TASK STATEMENT: Which lines of the entries below include "SpecGroup"? List them all.

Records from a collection
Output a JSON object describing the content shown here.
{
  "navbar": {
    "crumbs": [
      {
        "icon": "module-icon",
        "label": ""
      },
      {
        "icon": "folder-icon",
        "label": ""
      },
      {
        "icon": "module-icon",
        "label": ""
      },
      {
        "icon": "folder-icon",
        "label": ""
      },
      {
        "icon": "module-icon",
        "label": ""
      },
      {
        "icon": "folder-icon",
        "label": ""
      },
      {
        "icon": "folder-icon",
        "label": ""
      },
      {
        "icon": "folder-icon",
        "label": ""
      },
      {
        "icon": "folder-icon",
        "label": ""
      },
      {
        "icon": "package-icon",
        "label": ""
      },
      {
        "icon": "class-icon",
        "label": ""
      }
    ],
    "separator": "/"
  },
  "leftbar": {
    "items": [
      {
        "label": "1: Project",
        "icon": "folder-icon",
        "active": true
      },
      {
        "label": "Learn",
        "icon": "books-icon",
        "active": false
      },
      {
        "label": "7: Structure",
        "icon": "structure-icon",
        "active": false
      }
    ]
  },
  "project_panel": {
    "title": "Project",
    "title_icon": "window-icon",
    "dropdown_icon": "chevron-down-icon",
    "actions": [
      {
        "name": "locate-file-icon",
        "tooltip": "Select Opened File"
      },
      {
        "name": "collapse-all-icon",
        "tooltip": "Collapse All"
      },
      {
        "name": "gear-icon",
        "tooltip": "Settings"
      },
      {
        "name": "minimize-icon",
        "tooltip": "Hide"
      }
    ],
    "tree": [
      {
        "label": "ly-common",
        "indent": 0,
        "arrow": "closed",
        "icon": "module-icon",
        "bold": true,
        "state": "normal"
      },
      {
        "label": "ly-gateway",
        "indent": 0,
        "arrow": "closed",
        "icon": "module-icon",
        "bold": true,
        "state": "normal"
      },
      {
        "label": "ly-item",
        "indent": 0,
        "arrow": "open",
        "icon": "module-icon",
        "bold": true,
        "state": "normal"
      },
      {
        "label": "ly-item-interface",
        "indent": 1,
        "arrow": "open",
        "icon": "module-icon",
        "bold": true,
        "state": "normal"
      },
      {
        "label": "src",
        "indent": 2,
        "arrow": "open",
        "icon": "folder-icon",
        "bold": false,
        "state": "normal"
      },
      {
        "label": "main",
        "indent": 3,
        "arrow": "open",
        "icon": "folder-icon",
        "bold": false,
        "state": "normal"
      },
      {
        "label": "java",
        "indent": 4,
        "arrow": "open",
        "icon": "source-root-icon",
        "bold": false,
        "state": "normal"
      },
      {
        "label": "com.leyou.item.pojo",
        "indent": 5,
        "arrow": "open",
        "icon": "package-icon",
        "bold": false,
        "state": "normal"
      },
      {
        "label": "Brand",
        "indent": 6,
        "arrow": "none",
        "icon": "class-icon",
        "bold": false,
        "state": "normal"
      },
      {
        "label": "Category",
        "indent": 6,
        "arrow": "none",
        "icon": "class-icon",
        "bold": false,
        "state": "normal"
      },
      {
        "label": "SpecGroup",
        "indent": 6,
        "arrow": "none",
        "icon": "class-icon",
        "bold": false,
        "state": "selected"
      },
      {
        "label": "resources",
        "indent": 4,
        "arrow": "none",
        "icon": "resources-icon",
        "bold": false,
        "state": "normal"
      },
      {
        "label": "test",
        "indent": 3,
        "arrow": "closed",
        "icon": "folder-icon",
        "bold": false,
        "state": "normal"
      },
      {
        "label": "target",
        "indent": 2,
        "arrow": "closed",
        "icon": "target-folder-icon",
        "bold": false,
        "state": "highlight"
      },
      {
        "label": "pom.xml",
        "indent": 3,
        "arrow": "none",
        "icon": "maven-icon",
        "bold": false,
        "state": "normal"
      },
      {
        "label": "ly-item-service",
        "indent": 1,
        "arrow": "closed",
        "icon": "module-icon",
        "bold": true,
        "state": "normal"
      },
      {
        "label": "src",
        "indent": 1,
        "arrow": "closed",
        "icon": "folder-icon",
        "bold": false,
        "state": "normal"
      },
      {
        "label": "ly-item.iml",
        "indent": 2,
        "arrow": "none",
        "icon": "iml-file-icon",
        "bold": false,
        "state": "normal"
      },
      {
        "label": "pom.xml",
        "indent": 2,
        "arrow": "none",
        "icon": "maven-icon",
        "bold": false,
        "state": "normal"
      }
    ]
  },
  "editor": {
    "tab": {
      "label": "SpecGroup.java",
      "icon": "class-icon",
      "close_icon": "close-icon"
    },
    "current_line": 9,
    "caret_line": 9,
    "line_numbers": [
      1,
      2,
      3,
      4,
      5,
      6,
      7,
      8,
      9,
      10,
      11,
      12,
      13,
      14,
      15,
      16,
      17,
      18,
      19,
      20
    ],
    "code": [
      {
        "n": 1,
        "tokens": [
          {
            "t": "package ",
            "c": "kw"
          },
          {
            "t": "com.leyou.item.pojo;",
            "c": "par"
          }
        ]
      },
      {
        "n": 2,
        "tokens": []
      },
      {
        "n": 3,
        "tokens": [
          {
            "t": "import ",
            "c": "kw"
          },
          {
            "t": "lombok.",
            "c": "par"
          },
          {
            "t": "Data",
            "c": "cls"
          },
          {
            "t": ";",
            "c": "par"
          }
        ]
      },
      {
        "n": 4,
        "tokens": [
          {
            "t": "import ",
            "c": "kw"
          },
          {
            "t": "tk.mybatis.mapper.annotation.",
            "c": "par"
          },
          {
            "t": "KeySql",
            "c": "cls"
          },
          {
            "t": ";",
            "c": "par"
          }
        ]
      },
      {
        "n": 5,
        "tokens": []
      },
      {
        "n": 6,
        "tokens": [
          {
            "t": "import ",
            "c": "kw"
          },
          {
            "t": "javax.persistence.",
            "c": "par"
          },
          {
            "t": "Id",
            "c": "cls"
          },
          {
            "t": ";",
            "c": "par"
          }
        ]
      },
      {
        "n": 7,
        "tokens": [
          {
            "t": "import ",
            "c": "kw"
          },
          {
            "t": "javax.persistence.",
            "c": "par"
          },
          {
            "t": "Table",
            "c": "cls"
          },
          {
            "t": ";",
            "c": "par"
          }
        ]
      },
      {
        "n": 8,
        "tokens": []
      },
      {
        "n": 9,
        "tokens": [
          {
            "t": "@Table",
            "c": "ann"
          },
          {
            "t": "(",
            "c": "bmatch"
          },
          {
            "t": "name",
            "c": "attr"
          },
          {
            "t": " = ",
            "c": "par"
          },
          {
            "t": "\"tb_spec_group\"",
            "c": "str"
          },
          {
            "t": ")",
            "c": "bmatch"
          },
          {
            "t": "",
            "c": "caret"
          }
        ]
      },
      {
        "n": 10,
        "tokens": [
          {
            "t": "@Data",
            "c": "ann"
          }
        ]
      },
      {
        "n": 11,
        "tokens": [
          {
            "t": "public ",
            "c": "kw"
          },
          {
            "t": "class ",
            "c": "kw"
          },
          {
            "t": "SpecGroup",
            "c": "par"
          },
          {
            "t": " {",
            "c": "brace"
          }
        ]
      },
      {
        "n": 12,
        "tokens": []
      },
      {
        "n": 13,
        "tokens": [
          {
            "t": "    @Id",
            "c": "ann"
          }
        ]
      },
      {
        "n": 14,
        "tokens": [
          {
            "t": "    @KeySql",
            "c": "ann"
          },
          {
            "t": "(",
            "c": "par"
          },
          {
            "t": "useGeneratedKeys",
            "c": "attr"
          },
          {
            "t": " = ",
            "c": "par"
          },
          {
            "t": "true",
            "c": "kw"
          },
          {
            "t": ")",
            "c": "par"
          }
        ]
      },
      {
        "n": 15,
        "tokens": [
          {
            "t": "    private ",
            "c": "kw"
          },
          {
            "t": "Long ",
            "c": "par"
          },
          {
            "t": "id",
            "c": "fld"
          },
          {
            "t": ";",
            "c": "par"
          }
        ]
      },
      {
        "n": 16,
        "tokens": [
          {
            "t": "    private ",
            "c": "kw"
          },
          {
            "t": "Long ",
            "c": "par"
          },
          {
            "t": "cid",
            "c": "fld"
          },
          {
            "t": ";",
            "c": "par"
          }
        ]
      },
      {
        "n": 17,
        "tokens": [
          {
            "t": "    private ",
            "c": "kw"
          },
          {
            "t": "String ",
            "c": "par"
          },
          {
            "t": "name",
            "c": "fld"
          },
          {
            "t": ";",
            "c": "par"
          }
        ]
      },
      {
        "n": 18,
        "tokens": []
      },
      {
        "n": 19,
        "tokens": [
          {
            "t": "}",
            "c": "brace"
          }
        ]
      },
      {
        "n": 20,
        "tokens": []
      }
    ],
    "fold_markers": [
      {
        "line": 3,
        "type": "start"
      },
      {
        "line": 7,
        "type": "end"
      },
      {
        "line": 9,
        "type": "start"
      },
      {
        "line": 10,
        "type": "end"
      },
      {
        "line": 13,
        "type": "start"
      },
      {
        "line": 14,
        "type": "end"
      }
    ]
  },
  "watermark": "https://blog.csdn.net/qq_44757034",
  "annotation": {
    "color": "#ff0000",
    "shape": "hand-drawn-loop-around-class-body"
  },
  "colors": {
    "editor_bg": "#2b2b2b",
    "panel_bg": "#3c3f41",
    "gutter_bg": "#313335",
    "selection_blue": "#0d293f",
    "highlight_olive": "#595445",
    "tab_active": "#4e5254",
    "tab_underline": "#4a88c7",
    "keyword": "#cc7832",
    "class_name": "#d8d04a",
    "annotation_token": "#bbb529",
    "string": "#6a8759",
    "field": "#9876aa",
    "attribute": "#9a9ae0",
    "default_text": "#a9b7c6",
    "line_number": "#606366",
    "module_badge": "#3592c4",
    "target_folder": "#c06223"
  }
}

WORKED SOLUTION:
        "label": "SpecGroup",
      "label": "SpecGroup.java",
            "t": "SpecGroup",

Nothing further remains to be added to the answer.